▸ **Assignment**
For each entry below, copy the text exactly and leave out any picture.

▸ **Excerpted data**

________

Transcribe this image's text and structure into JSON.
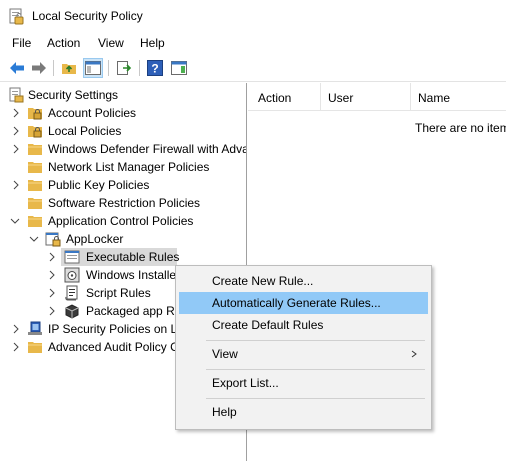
{
  "window": {
    "title": "Local Security Policy"
  },
  "menubar": {
    "items": [
      "File",
      "Action",
      "View",
      "Help"
    ]
  },
  "tree": [
    {
      "label": "Security Settings",
      "expanded": true,
      "icon": "security-settings-icon"
    },
    {
      "label": "Account Policies",
      "icon": "folder-lock-icon"
    },
    {
      "label": "Local Policies",
      "icon": "folder-lock-icon"
    },
    {
      "label": "Windows Defender Firewall with Adva",
      "icon": "folder-icon"
    },
    {
      "label": "Network List Manager Policies",
      "icon": "folder-icon"
    },
    {
      "label": "Public Key Policies",
      "icon": "folder-icon"
    },
    {
      "label": "Software Restriction Policies",
      "icon": "folder-icon"
    },
    {
      "label": "Application Control Policies",
      "expanded": true,
      "icon": "folder-icon"
    },
    {
      "label": "AppLocker",
      "expanded": true,
      "icon": "applocker-icon"
    },
    {
      "label": "Executable Rules",
      "selected": true,
      "icon": "executable-rules-icon"
    },
    {
      "label": "Windows Installe",
      "icon": "installer-icon"
    },
    {
      "label": "Script Rules",
      "icon": "script-icon"
    },
    {
      "label": "Packaged app Ru",
      "icon": "package-icon"
    },
    {
      "label": "IP Security Policies on Lo",
      "icon": "ip-security-icon"
    },
    {
      "label": "Advanced Audit Policy C",
      "icon": "folder-icon"
    }
  ],
  "list": {
    "columns": [
      "Action",
      "User",
      "Name"
    ],
    "empty_message": "There are no item"
  },
  "context_menu": {
    "items": [
      {
        "label": "Create New Rule..."
      },
      {
        "label": "Automatically Generate Rules...",
        "highlighted": true
      },
      {
        "label": "Create Default Rules"
      },
      {
        "label": "View",
        "submenu": true
      },
      {
        "label": "Export List..."
      },
      {
        "label": "Help"
      }
    ]
  },
  "colors": {
    "highlight": "#91c9f7",
    "selection": "#d9d9d9",
    "folder": "#e8b84a"
  }
}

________

▸ **Answer**
Transcribe this image's text and structure into JSON.
{
  "window": {
    "title": "Local Security Policy"
  },
  "menubar": {
    "items": [
      "File",
      "Action",
      "View",
      "Help"
    ]
  },
  "tree": [
    {
      "label": "Security Settings",
      "expanded": true,
      "icon": "security-settings-icon"
    },
    {
      "label": "Account Policies",
      "icon": "folder-lock-icon"
    },
    {
      "label": "Local Policies",
      "icon": "folder-lock-icon"
    },
    {
      "label": "Windows Defender Firewall with Adva",
      "icon": "folder-icon"
    },
    {
      "label": "Network List Manager Policies",
      "icon": "folder-icon"
    },
    {
      "label": "Public Key Policies",
      "icon": "folder-icon"
    },
    {
      "label": "Software Restriction Policies",
      "icon": "folder-icon"
    },
    {
      "label": "Application Control Policies",
      "expanded": true,
      "icon": "folder-icon"
    },
    {
      "label": "AppLocker",
      "expanded": true,
      "icon": "applocker-icon"
    },
    {
      "label": "Executable Rules",
      "selected": true,
      "icon": "executable-rules-icon"
    },
    {
      "label": "Windows Installe",
      "icon": "installer-icon"
    },
    {
      "label": "Script Rules",
      "icon": "script-icon"
    },
    {
      "label": "Packaged app Ru",
      "icon": "package-icon"
    },
    {
      "label": "IP Security Policies on Lo",
      "icon": "ip-security-icon"
    },
    {
      "label": "Advanced Audit Policy C",
      "icon": "folder-icon"
    }
  ],
  "list": {
    "columns": [
      "Action",
      "User",
      "Name"
    ],
    "empty_message": "There are no item"
  },
  "context_menu": {
    "items": [
      {
        "label": "Create New Rule..."
      },
      {
        "label": "Automatically Generate Rules...",
        "highlighted": true
      },
      {
        "label": "Create Default Rules"
      },
      {
        "label": "View",
        "submenu": true
      },
      {
        "label": "Export List..."
      },
      {
        "label": "Help"
      }
    ]
  },
  "colors": {
    "highlight": "#91c9f7",
    "selection": "#d9d9d9",
    "folder": "#e8b84a"
  }
}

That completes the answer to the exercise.